WORK REQUIRED
Going through the data below, find how many lines include the word "price", and reply with that number alone.

SUPPLIED MATERIAL

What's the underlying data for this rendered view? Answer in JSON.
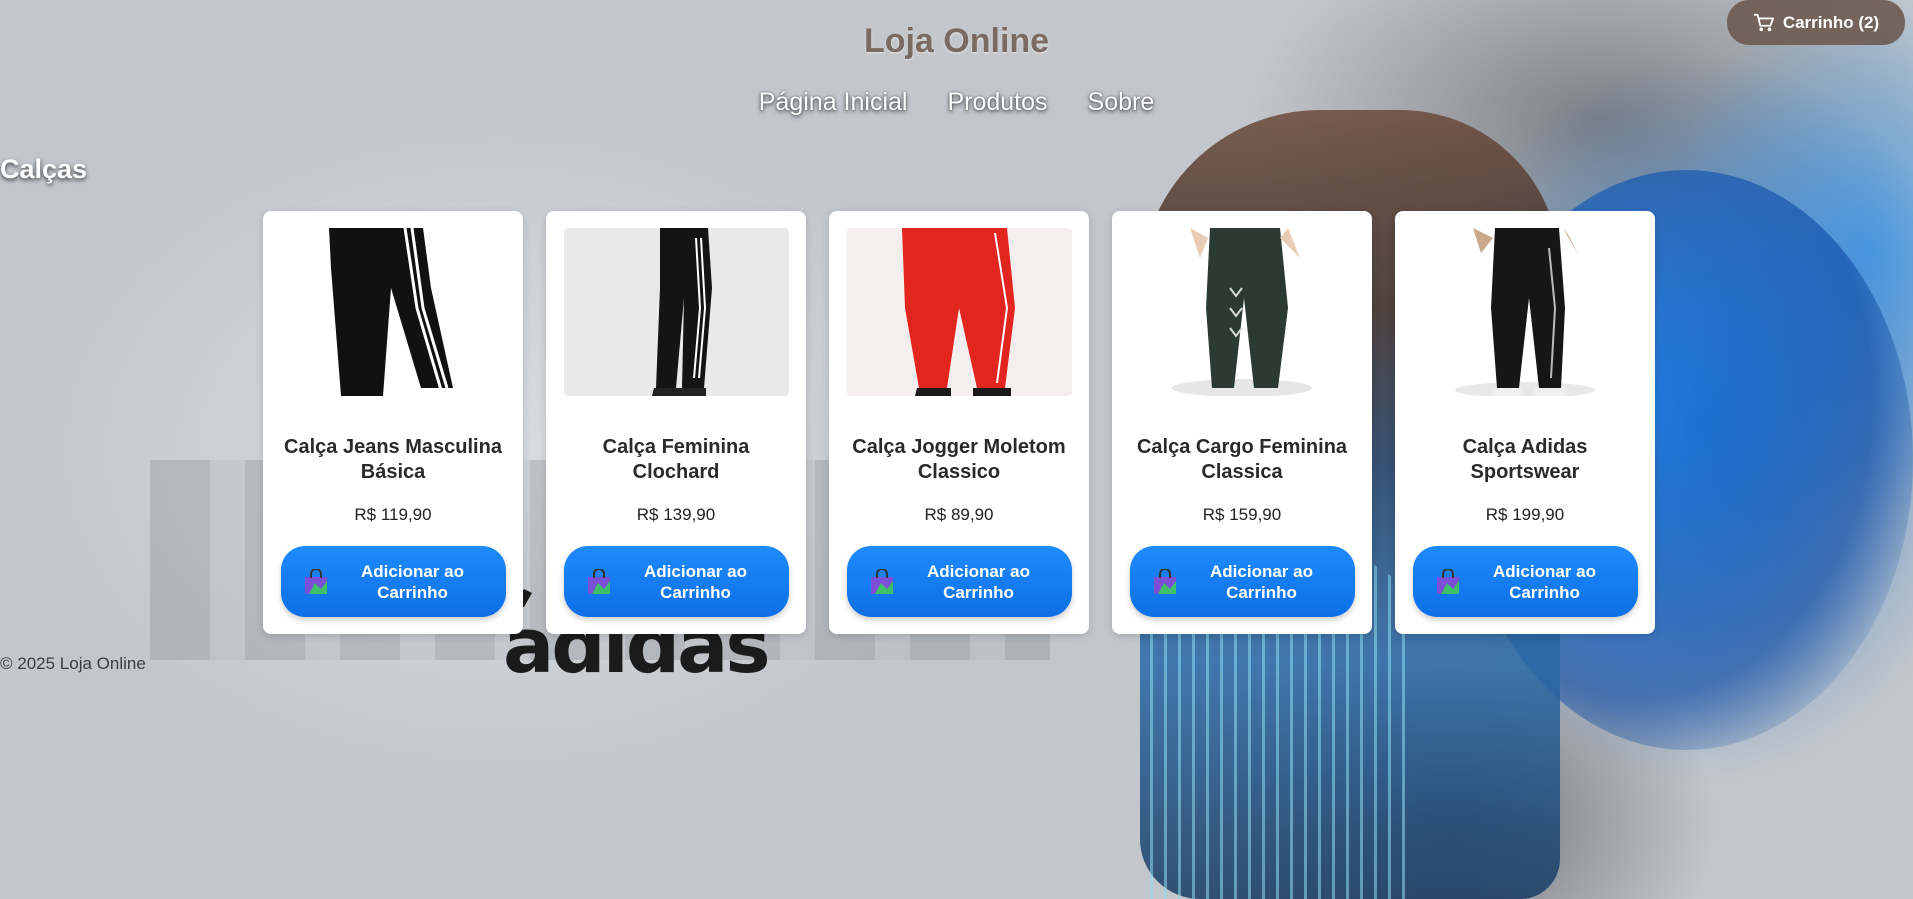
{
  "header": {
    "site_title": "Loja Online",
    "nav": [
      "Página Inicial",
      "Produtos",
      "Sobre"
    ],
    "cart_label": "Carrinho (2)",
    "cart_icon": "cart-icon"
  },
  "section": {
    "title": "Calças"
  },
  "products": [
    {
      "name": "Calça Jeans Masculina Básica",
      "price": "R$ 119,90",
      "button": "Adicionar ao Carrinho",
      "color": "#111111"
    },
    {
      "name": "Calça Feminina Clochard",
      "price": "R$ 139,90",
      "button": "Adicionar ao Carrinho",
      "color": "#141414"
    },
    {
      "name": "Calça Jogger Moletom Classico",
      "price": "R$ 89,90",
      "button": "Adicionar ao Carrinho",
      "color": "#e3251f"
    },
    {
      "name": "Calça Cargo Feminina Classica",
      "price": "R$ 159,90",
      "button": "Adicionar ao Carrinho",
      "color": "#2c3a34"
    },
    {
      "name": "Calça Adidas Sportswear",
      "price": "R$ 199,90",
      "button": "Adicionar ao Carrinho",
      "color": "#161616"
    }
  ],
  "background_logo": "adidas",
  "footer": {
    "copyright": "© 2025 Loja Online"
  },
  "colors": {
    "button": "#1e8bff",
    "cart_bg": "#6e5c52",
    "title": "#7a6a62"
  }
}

WRITTEN ANSWER
5